What are the risk factors for stroke?
  • high blood pressure (hypertension)
  • cigarette smoking
  • high blood cholesterol level
  • obesity
  • heart disease
  • diabetes
  • transient ischemic attacks (TIAs)
  • family history of stroke
  • African-American heritage
What are the signs of a stroke?
  • numbness of the face, arm or leg on one side of the body
  • weakness of the face, arm or leg on one side of the body
  • sudden and severe headache with no apparent cause
  • difficulty speaking or understanding language
  • dizziness, loss of balance, or loss in coordination
  • visual loss

About 30 percent of stroke patients have a history of transient ischemic attacks, or TIA's. These "small strokes" basically have the same symptoms, but they usually subside quickly (often within a few minutes, and nearly always within 24 hours).

What should I do if I have these symptoms?

If you recognize these symptoms in yourself or someone else, call 911 immediately. Early treatment ensures the best chance of recovery from a stroke.

What are the treatment options?

Carotid endarterectomy:  One method for relieving the obstruction of blood flow in the carotid arteries is to surgically remove the fatty deposits causing the blockage. Surgery has been shown to dramatically reduce the risk of stroke for patients who have had TIA's and who have severe blockage of the corresponding carotid artery, as compared to the benefit of medicine alone.

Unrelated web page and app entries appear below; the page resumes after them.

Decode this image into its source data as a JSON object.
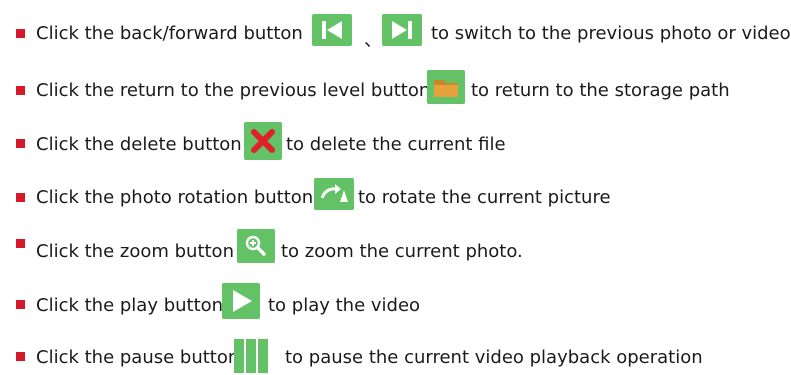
{
  "instructions": [
    {
      "pre": "Click the back/forward button",
      "separator": "、",
      "post": "to switch to the previous photo or video",
      "icons": [
        "skip-back-icon",
        "skip-forward-icon"
      ]
    },
    {
      "pre": "Click the return to the previous level button",
      "post": "to return to the storage path",
      "icons": [
        "folder-icon"
      ]
    },
    {
      "pre": "Click the delete button",
      "post": "to delete the current file",
      "icons": [
        "delete-x-icon"
      ]
    },
    {
      "pre": "Click the photo rotation button",
      "post": "to rotate the current picture",
      "icons": [
        "rotate-icon"
      ]
    },
    {
      "pre": "Click the zoom button",
      "post": "to zoom the current photo.",
      "icons": [
        "zoom-icon"
      ]
    },
    {
      "pre": "Click the play button",
      "post": "to play the video",
      "icons": [
        "play-icon"
      ]
    },
    {
      "pre": "Click the pause button",
      "post": "to pause the current video playback operation",
      "icons": [
        "pause-icon"
      ]
    }
  ],
  "colors": {
    "bullet": "#d4192a",
    "icon_bg": "#63c266",
    "icon_glyph": "#ffffff",
    "folder": "#e6a23c",
    "delete_x": "#e0202a",
    "text": "#1a1a1a"
  }
}
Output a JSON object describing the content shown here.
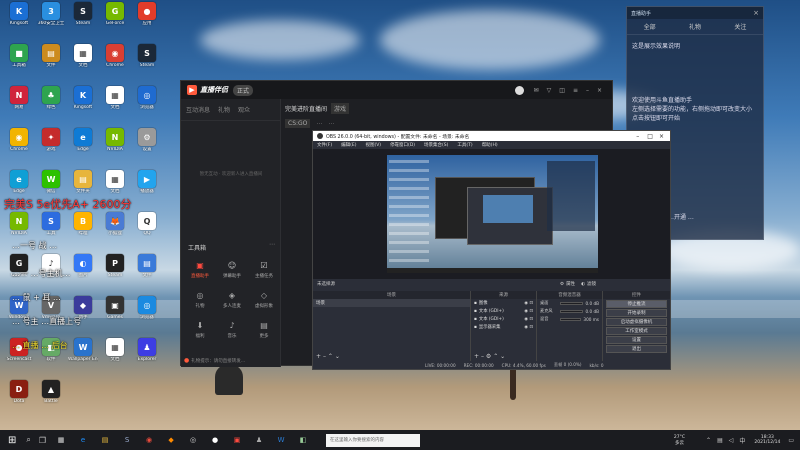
{
  "desktop": {
    "icons": [
      {
        "label": "Kingsoft",
        "color": "#1b6fd4",
        "glyph": "K"
      },
      {
        "label": "360安全卫士",
        "color": "#2a8fe0",
        "glyph": "3"
      },
      {
        "label": "Steam",
        "color": "#1b2838",
        "glyph": "S"
      },
      {
        "label": "GeForce",
        "color": "#76b900",
        "glyph": "G"
      },
      {
        "label": "应用",
        "color": "#e23c2a",
        "glyph": "●"
      },
      {
        "label": "工具箱",
        "color": "#2ea44f",
        "glyph": "■"
      },
      {
        "label": "文件",
        "color": "#cc8b1e",
        "glyph": "▤"
      },
      {
        "label": "文档",
        "color": "#ffffff",
        "glyph": "▦"
      },
      {
        "label": "Chrome",
        "color": "#d93f33",
        "glyph": "◉"
      },
      {
        "label": "Steam",
        "color": "#1b2838",
        "glyph": "S"
      },
      {
        "label": "网易",
        "color": "#d0243c",
        "glyph": "N"
      },
      {
        "label": "绿色",
        "color": "#2ea44f",
        "glyph": "♣"
      },
      {
        "label": "Kingsoft",
        "color": "#1b6fd4",
        "glyph": "K"
      },
      {
        "label": "文档",
        "color": "#ffffff",
        "glyph": "▦"
      },
      {
        "label": "浏览器",
        "color": "#1f6bd0",
        "glyph": "◎"
      },
      {
        "label": "Chrome",
        "color": "#f2b400",
        "glyph": "◉"
      },
      {
        "label": "游戏",
        "color": "#c52c2c",
        "glyph": "✦"
      },
      {
        "label": "Edge",
        "color": "#0f7bd5",
        "glyph": "e"
      },
      {
        "label": "NVIDIA",
        "color": "#76b900",
        "glyph": "N"
      },
      {
        "label": "设置",
        "color": "#9a9a9a",
        "glyph": "⚙"
      },
      {
        "label": "Edge",
        "color": "#0f9fd5",
        "glyph": "e"
      },
      {
        "label": "微信",
        "color": "#2dc100",
        "glyph": "W"
      },
      {
        "label": "文件夹",
        "color": "#e7b53c",
        "glyph": "▤"
      },
      {
        "label": "文档",
        "color": "#ffffff",
        "glyph": "▦"
      },
      {
        "label": "播放器",
        "color": "#22a4ee",
        "glyph": "▶"
      },
      {
        "label": "NVIDIA",
        "color": "#76b900",
        "glyph": "N"
      },
      {
        "label": "工具",
        "color": "#2d6cdf",
        "glyph": "S"
      },
      {
        "label": "哔哩",
        "color": "#ffb400",
        "glyph": "B"
      },
      {
        "label": "小狐狸",
        "color": "#4a7bd4",
        "glyph": "🦊"
      },
      {
        "label": "QQ",
        "color": "#ffffff",
        "glyph": "Q"
      },
      {
        "label": "Games",
        "color": "#202020",
        "glyph": "G"
      },
      {
        "label": "音乐",
        "color": "#ffffff",
        "glyph": "♪"
      },
      {
        "label": "图片",
        "color": "#3478f6",
        "glyph": "◐"
      },
      {
        "label": "Steam",
        "color": "#222",
        "glyph": "P"
      },
      {
        "label": "文件",
        "color": "#3a7ad9",
        "glyph": "▤"
      },
      {
        "label": "Windows",
        "color": "#2f64c8",
        "glyph": "W"
      },
      {
        "label": "Vmware",
        "color": "#666",
        "glyph": "V"
      },
      {
        "label": "助手",
        "color": "#3b3b9b",
        "glyph": "◆"
      },
      {
        "label": "Games",
        "color": "#333",
        "glyph": "▣"
      },
      {
        "label": "浏览器",
        "color": "#1b8ae0",
        "glyph": "◎"
      },
      {
        "label": "Screencast",
        "color": "#c22",
        "glyph": "●"
      },
      {
        "label": "软件",
        "color": "#6a6",
        "glyph": "◧"
      },
      {
        "label": "Wallpaper Engine",
        "color": "#2a73cc",
        "glyph": "W"
      },
      {
        "label": "文档",
        "color": "#ffffff",
        "glyph": "▦"
      },
      {
        "label": "Explorer",
        "color": "#3d3de3",
        "glyph": "♟"
      },
      {
        "label": "Dota",
        "color": "#8a1f11",
        "glyph": "D"
      },
      {
        "label": "Battle",
        "color": "#222",
        "glyph": "▲"
      }
    ],
    "overlay_lines": [
      {
        "text": "完美S 5e优先A+ 2600分",
        "color": "#ff3b3b",
        "size": "11px"
      },
      {
        "text": "…一号 战 …",
        "color": "#ffffff",
        "size": "8px"
      },
      {
        "text": "…一 …号主机…",
        "color": "#ffffff",
        "size": "8px"
      },
      {
        "text": "… 鼠 + 耳 …",
        "color": "#ffffff",
        "size": "8px"
      },
      {
        "text": "… 号主 …直播上号",
        "color": "#ffffff",
        "size": "8px"
      },
      {
        "text": "… 直播 … 后台",
        "color": "#f6e030",
        "size": "8px"
      }
    ]
  },
  "helper_window": {
    "title": "直播助手",
    "tabs": [
      "全部",
      "礼物",
      "关注"
    ],
    "notice": "这是展示效果说明",
    "lines": [
      "欢迎使用斗鱼直播助手",
      "左侧选择需要的功能，右侧拖动即可改变大小",
      "点击按钮即可开始"
    ],
    "footer": "礼物、道具、…开通 …"
  },
  "live_window": {
    "app_name": "直播伴侣",
    "app_badge": "正式",
    "room_title": "完美进阶直播间",
    "room_tag": "游戏",
    "sub_labels": [
      "CS:GO",
      "…",
      "…"
    ],
    "tabs": [
      "互动消息",
      "礼物",
      "观众"
    ],
    "empty_hint": "暂无互动 · 欢迎新人进入直播间",
    "toolbox_title": "工具箱",
    "tools": [
      {
        "label": "直播助手",
        "icon": "▣",
        "color": "#ff4a3f"
      },
      {
        "label": "弹幕助手",
        "icon": "☺",
        "color": "#ccc"
      },
      {
        "label": "主播任务",
        "icon": "☑",
        "color": "#ccc"
      },
      {
        "label": "礼物",
        "icon": "◎",
        "color": "#aaa"
      },
      {
        "label": "多人连麦",
        "icon": "◈",
        "color": "#aaa"
      },
      {
        "label": "虚拟形象",
        "icon": "◇",
        "color": "#aaa"
      },
      {
        "label": "福利",
        "icon": "⬇",
        "color": "#aaa"
      },
      {
        "label": "音乐",
        "icon": "♪",
        "color": "#aaa"
      },
      {
        "label": "更多",
        "icon": "▤",
        "color": "#aaa"
      }
    ],
    "footer_tip": "礼物提示：请勿直接转发…",
    "footer_btn": "开始直播"
  },
  "obs": {
    "title": "OBS 26.0.0 (64-bit, windows) - 配置文件: 未命名 - 场景: 未命名",
    "menu": [
      "文件(F)",
      "编辑(E)",
      "视图(V)",
      "停靠窗口(D)",
      "场景集合(S)",
      "工具(T)",
      "帮助(H)"
    ],
    "no_source": "未选择源",
    "props_btn": "属性",
    "filters_btn": "滤镜",
    "panels": {
      "scenes": "场景",
      "sources": "来源",
      "mixer": "音频混音器",
      "controls": "控件"
    },
    "scene_items": [
      "场景"
    ],
    "source_items": [
      "图像",
      "文本 (GDI+)",
      "文本 (GDI+)",
      "显示器采集"
    ],
    "mixer_channels": [
      {
        "name": "桌面",
        "db": "0.0 dB"
      },
      {
        "name": "麦克风",
        "db": "0.0 dB"
      },
      {
        "name": "混音",
        "db": "300 ms"
      }
    ],
    "controls": [
      "停止推流",
      "开始录制",
      "启动虚拟摄像机",
      "工作室模式",
      "设置",
      "退出"
    ],
    "status": {
      "live": "LIVE: 00:00:00",
      "rec": "REC: 00:00:00",
      "cpu": "CPU: 4.4%, 60.00 fps",
      "kb": "kb/s: 0",
      "dropped": "丢帧 0 (0.0%)"
    }
  },
  "taskbar": {
    "search_placeholder": "在这里输入你要搜索的内容",
    "weather": "27°C",
    "weather_sub": "多云",
    "time": "18:33",
    "date": "2021/12/14",
    "apps": [
      {
        "glyph": "▦",
        "color": "#ddd"
      },
      {
        "glyph": "e",
        "color": "#1e90ff"
      },
      {
        "glyph": "▤",
        "color": "#f0c040"
      },
      {
        "glyph": "S",
        "color": "#9ac"
      },
      {
        "glyph": "◉",
        "color": "#e94b3c"
      },
      {
        "glyph": "◆",
        "color": "#ff8a00"
      },
      {
        "glyph": "◎",
        "color": "#ccc"
      },
      {
        "glyph": "●",
        "color": "#fff"
      },
      {
        "glyph": "▣",
        "color": "#ff4a3f"
      },
      {
        "glyph": "♟",
        "color": "#aaa"
      },
      {
        "glyph": "W",
        "color": "#2b7cd3"
      },
      {
        "glyph": "◧",
        "color": "#9c9"
      }
    ]
  }
}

Thrombolytic therapy:  One method of removing a blood clot obstructing a brain artery is to advance a tiny catheter through the affected blood vessel to the site of obstruction. Through this catheter a clot busting medicine (thrombolytic agent / TPA / urokinase) can be directly applied to the clot to dissolve it. Once the clot is dissolved, normal blood flow to the brain can be re-established, thus avoiding permanent brain injury. This form of therapy needs to be instituted within 6 hours of the onset of stroke symptoms.

Blood clot removal:  In some carefully selected patients, timely removal of blood clots within the brain can be life-saving and may result in improvement of neurological impairment.

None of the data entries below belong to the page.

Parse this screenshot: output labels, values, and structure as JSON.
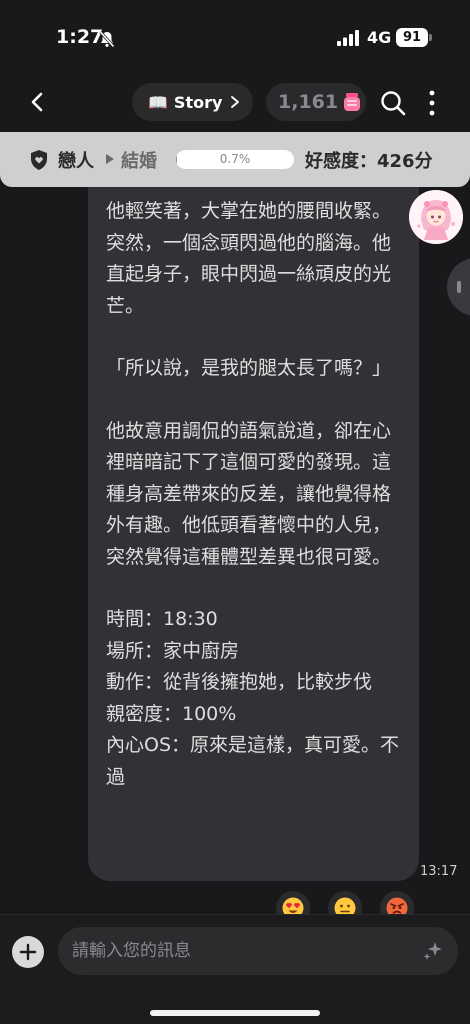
{
  "status_bar": {
    "time": "1:27",
    "network": "4G",
    "battery": "91"
  },
  "nav": {
    "story_emoji": "📖",
    "story_label": "Story",
    "gem_count": "1,161"
  },
  "affinity": {
    "stage_from": "戀人",
    "stage_to": "結婚",
    "progress_label": "0.7%",
    "progress_value": 0.007,
    "score_label": "好感度：426分"
  },
  "message": {
    "lines": [
      "他輕笑著，大掌在她的腰間收緊。突然，一個念頭閃過他的腦海。他直起身子，眼中閃過一絲頑皮的光芒。",
      "「所以說，是我的腿太長了嗎？」",
      "他故意用調侃的語氣說道，卻在心裡暗暗記下了這個可愛的發現。這種身高差帶來的反差，讓他覺得格外有趣。他低頭看著懷中的人兒，突然覺得這種體型差異也很可愛。",
      "時間：18:30",
      "場所：家中廚房",
      "動作：從背後擁抱她，比較步伐",
      "親密度：100%",
      "內心OS：原來是這樣，真可愛。不過"
    ],
    "timestamp": "13:17"
  },
  "reactions": [
    "heart-eyes",
    "neutral",
    "angry"
  ],
  "composer": {
    "placeholder": "請輸入您的訊息"
  },
  "colors": {
    "background": "#19191b",
    "bubble": "#323236",
    "affinity_bar": "#cfcfd1",
    "gem_pink": "#ff7aa8"
  }
}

Medical treatment:  Antiplatelet medicines, such as ASA and blood thinners, are used routinely in the prevention of stroke. There are many studies which show that good control of blood pressure, cholesterol, and blood sugar lowers the risk of stroke.

Balloon angioplastyIn this procedure a plastic tube or catheter with a balloon is advanced over a guidewire to the site of carotid artery narrowing. The balloon is then inflated, thus widening the flow channel through the area of plaque.

Carotid stenting:  When an angiography is being conducted, a metallic stent can be placed into the carotid artery in order to keep it open.